Complex systems around us

Birds that flock as they fly

How are birds able to form flocks when they fly?

The English version of the Japanese saying “Like attracts like” is “Birds of a feather flock together.” Certainly, many kinds of bird do form flocks. Sometimes, when looking up at the sky, you can see birds forming flocks in a variety of patterns as they fly.



In “The Pillow Book,” her collection of essays, the Heian era poet and novelist Sei Shonagon had this to say. “In the autumn it is the sunrise. When the sinking evening sun comes close to the mountain ridge, the crows fly to their sleeping places in twos and threes, or threes and fours, striking a chord in the heart. It goes without saying that when wild geese fly in single file across the sky, looking tiny in the distance, this too is charming.” Thus she gave a precise description of the different ways crows and wild geese flock as they fly.

How can birds remain as a flock in flight while simultaneously, and moreover instantaneously, changing direction?
How do they communicate with each other? Do flocks of birds perhaps have a boss or leader?
In answer to this kind of question, the world of computer graphics provided an unexpected hint(⇒ reference to Boids model



 Many different creatures form flocks in their daily lives.
It is worth noting that the Japanese character for flock (群) incorporates the character for sheep (羊), which is itself a flocking animal.
The seas that surround Japan are patrolled by schools of fish like the sardine, Pacific saury, and bonito .
On the African Savannah, there are several kinds of mammals that create such groups, including zebras, elephants and lions.
In many cases, the individual groups of animals formed maintain their own territories, such as in the case of lions and wolves
⇒reference to “territory”

In wide-open spaces such as grasslands and forests, when multiple groups maintain territories, it becomes something like a segmentation phenomenon.
Reference here to “segregation /differentiation.”
There are two broad categories of group.
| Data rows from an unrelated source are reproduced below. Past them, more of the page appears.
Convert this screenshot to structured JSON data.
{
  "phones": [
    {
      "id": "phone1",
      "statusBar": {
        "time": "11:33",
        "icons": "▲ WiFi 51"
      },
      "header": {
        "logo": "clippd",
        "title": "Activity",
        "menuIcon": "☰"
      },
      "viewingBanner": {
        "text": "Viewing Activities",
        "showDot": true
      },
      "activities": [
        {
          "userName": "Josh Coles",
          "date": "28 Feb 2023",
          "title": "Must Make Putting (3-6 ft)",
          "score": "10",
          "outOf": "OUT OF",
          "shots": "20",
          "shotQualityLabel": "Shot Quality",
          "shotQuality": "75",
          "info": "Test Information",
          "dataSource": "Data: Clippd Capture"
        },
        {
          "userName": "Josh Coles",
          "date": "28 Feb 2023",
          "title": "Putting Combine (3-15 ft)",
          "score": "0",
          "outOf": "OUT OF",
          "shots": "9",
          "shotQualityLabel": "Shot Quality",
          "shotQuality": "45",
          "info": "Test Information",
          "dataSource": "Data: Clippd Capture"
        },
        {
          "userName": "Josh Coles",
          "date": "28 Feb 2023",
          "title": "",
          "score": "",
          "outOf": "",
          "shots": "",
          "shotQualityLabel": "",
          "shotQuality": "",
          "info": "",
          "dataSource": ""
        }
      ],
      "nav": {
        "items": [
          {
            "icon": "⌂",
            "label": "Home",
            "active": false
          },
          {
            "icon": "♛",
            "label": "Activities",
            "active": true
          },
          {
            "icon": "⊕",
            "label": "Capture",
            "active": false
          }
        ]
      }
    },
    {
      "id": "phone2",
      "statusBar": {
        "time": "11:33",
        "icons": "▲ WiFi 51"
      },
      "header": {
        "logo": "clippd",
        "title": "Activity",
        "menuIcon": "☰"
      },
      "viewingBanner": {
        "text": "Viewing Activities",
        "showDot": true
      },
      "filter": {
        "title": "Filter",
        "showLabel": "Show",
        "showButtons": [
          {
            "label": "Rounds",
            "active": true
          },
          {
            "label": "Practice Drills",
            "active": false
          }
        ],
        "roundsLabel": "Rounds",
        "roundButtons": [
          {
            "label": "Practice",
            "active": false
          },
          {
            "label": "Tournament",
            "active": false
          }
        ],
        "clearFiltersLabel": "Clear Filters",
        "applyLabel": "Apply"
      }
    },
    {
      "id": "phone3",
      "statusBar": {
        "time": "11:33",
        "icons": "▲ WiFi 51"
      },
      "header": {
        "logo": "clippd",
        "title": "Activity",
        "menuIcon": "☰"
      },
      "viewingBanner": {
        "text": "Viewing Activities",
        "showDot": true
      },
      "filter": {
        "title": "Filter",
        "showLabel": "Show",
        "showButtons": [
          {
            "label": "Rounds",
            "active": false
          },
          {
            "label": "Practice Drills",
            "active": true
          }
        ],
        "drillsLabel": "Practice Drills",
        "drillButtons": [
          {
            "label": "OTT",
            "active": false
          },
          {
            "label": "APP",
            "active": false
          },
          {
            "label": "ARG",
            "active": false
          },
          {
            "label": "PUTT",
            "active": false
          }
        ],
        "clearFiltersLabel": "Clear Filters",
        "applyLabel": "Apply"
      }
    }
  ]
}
In one type, the group itself does not move much even when the individual creatures move, and in the other type, the individual creatures move while flocking together.

The former would include a herd of sheep as they eat grass, and the latter would include a flock of wild geese during migration.
It is possible to observe these two types of group among sea fish as well.

We humans also exhibit a variety of flocking behavior, such as young people hanging out on a certain street corner.
Primary school children who somehow divide themselves into several groups while chatting in classrooms during break time.
Crowds of people who flee in panic, or attempt to escape from floods, and follow the person in front of them.


Flocks of birds

 Among the many groups of creatures, it is flocks of birds that are most familiar to us and that draw our attention.
For example, many different types form a variety of flocks in flight, such as wild geese, crows, seagulls and cormorants.
What shapes do these flocks form? Why do they take this shape?
What is particularly striking is the way that the entire flock suddenly, and almost simultaneously, changes direction. It is almost as if they are performing mass games.
How do they synchronize with each other? Where is the individual (leader) that gives the instructions?
By what method does the leader convey its instructions to the other members of the flock?
In the past it was thought that birds must have some kind of extra-sensory perception (ESP), and experiments designed to detect these supernatural abilities continued for many years,
but no research succeeded in finding them. (Furthermore, it seems that migratory birds are equipped with a sensor that perceives the Earth's magnetic field.)

However, in recent years we have come to understand that the hypothesis was erroneous from the start.
Even without hypothesizing any special ability, we now know that birds are able to form and fly in the flocks that we observe every day.

 For example, migratory flocks such as those formed by wild geese create lift (upward force) for birds following behind, which apparently enables them to fly without consuming much energy. This force does not act on the leading bird, which becomes tired, but which is replaced every now and again, thus allowing the flock as a unit to fly for long distances. In this way, the shape of the flock can be explained rationally in terms of fluid dynamics.

More generally, how are the flocks that form clumps of flying birds created?
The trigger for approaching this problem came not from detailed observations of flocking birds, but from the world of computer graphics.
This took place about 30 years ago. The appearance of a flock of many flying “agents,” consisting of so-called “boids” (formed by combining “bird” with the suffix “-oid,” indicating likeness to an object), was created on a computer screen. Because this used a technique called multi-agent simulation, it was called the “Boids model.
From that day to this, computer graphics have been used widely in a wide range of movies to create lifelike representations of crowd and collective behavior. These are truly realistic, so that those held spellbound by the screen do not even notice the difference.


The idea behind the Boids model was that it could reproduce not only flocks of birds, but also that it had the general property of being able to reproduce flocking behavior in other creatures.
(⇒reference to Boids model